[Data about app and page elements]

★ ★ ★

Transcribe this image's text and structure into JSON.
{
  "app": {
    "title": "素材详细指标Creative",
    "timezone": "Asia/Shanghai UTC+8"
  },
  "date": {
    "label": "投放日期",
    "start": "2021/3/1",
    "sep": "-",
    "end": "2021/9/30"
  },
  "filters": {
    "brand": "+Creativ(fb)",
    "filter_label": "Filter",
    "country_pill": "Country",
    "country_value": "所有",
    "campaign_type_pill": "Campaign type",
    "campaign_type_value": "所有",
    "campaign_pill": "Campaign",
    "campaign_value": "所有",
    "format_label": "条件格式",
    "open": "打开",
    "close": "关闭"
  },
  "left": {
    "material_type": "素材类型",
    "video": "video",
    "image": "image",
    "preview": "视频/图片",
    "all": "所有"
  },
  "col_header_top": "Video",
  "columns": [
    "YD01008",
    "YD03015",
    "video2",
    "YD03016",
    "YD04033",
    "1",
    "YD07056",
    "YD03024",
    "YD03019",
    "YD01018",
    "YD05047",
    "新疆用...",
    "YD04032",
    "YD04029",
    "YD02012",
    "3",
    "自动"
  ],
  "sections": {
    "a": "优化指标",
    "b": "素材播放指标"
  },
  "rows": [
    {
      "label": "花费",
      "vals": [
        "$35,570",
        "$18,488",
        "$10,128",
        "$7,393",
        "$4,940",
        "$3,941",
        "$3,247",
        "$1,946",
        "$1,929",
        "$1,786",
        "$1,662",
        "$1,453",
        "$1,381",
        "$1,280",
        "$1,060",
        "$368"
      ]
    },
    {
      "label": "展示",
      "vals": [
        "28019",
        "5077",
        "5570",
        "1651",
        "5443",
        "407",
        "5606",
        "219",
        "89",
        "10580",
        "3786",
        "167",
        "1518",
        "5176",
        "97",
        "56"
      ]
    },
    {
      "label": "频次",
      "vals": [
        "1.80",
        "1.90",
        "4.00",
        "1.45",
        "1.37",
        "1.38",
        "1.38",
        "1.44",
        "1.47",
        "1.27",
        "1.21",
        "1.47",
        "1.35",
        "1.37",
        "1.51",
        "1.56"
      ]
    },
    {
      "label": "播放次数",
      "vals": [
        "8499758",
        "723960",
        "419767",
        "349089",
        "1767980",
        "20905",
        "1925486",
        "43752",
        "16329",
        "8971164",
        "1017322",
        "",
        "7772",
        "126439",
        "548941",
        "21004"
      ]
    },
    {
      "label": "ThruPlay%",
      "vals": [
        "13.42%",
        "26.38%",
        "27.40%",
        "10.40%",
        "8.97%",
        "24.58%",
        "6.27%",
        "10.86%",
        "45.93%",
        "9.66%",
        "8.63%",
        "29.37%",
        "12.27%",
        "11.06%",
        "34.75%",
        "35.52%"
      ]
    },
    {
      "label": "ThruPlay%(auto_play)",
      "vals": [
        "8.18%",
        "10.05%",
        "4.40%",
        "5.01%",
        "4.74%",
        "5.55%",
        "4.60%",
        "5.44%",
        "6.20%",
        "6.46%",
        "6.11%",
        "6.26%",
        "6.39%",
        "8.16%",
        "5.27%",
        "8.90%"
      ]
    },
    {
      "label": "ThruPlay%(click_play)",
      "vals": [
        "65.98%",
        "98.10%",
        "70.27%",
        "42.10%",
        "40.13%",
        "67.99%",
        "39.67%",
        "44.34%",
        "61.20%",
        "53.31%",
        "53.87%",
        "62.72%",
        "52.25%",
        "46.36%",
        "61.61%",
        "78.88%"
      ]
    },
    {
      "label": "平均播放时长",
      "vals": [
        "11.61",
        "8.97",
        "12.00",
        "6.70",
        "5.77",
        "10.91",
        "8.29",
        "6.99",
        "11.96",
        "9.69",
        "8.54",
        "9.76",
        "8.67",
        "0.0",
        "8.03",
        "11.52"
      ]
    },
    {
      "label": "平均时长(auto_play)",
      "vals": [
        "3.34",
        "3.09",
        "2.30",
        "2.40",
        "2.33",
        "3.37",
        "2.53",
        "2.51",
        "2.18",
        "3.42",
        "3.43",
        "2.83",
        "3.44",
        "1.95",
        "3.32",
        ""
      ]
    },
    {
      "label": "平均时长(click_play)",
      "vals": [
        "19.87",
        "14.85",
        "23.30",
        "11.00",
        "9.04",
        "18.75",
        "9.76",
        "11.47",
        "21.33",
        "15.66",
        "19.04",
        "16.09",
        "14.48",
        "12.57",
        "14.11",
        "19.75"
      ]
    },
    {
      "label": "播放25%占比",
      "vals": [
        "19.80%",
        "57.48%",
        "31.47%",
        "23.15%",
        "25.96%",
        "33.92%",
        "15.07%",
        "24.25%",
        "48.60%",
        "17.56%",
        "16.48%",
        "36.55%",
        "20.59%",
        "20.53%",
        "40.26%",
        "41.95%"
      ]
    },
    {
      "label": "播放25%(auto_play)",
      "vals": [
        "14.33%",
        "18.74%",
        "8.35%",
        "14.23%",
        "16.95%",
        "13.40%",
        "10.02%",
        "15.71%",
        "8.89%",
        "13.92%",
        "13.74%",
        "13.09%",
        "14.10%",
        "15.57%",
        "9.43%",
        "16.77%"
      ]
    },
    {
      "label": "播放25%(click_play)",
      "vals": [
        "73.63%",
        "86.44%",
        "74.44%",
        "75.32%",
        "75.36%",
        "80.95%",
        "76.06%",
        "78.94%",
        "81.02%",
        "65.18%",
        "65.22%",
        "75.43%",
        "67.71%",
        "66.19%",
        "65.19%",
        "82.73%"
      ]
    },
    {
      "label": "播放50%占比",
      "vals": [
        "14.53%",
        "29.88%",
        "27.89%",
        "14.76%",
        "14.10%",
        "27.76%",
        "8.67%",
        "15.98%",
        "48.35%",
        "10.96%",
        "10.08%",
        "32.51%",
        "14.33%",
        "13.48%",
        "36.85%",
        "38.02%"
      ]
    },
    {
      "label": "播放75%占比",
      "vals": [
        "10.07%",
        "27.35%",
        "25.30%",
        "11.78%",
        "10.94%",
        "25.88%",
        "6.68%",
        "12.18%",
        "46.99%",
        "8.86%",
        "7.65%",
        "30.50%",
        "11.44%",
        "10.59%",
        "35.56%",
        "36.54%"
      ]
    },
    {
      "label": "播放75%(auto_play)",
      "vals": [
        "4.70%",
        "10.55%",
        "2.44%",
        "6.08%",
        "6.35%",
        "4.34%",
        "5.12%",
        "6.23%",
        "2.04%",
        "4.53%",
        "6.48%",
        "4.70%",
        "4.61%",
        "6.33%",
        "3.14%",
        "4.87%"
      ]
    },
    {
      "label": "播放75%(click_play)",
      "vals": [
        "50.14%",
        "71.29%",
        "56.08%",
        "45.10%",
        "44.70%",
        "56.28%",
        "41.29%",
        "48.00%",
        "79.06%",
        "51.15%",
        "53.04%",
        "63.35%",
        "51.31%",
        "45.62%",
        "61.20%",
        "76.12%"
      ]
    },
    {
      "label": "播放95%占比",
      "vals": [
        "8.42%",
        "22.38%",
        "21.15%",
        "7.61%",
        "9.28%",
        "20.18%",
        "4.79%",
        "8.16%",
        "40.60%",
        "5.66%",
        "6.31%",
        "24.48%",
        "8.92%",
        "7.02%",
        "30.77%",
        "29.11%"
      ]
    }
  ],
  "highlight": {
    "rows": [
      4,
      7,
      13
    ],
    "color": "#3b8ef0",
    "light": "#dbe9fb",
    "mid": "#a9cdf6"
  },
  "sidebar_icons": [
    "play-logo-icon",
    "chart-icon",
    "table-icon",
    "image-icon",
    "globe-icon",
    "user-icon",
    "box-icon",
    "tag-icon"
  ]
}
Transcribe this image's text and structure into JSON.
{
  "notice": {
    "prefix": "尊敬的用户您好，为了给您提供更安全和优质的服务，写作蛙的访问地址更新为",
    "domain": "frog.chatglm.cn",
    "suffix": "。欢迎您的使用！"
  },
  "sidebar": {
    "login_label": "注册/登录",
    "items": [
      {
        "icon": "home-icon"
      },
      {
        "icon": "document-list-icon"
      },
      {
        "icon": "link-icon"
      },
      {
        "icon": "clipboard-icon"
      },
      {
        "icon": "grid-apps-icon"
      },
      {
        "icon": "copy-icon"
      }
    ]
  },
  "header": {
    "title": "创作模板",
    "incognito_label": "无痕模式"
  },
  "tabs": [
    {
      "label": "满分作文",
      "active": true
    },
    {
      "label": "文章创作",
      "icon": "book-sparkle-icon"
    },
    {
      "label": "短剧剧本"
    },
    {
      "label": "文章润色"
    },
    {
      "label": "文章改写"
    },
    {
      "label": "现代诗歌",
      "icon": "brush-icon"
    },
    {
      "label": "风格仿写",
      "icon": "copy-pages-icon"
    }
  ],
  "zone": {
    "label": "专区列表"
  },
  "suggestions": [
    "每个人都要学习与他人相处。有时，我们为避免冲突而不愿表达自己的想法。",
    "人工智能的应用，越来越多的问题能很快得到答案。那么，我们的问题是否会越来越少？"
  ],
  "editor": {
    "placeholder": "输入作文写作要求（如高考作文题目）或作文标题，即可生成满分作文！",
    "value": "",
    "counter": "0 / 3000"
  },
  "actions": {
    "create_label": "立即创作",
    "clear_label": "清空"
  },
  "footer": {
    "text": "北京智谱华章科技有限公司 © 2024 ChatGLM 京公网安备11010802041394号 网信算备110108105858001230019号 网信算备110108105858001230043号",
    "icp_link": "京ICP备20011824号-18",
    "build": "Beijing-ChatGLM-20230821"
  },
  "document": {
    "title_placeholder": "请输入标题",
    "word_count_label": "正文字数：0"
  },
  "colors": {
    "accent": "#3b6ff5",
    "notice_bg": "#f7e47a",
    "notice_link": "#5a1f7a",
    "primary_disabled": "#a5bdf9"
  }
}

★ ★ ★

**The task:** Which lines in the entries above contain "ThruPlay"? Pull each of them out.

**Solution to the problem:**
      "label": "ThruPlay%",
      "label": "ThruPlay%(auto_play)",
      "label": "ThruPlay%(click_play)",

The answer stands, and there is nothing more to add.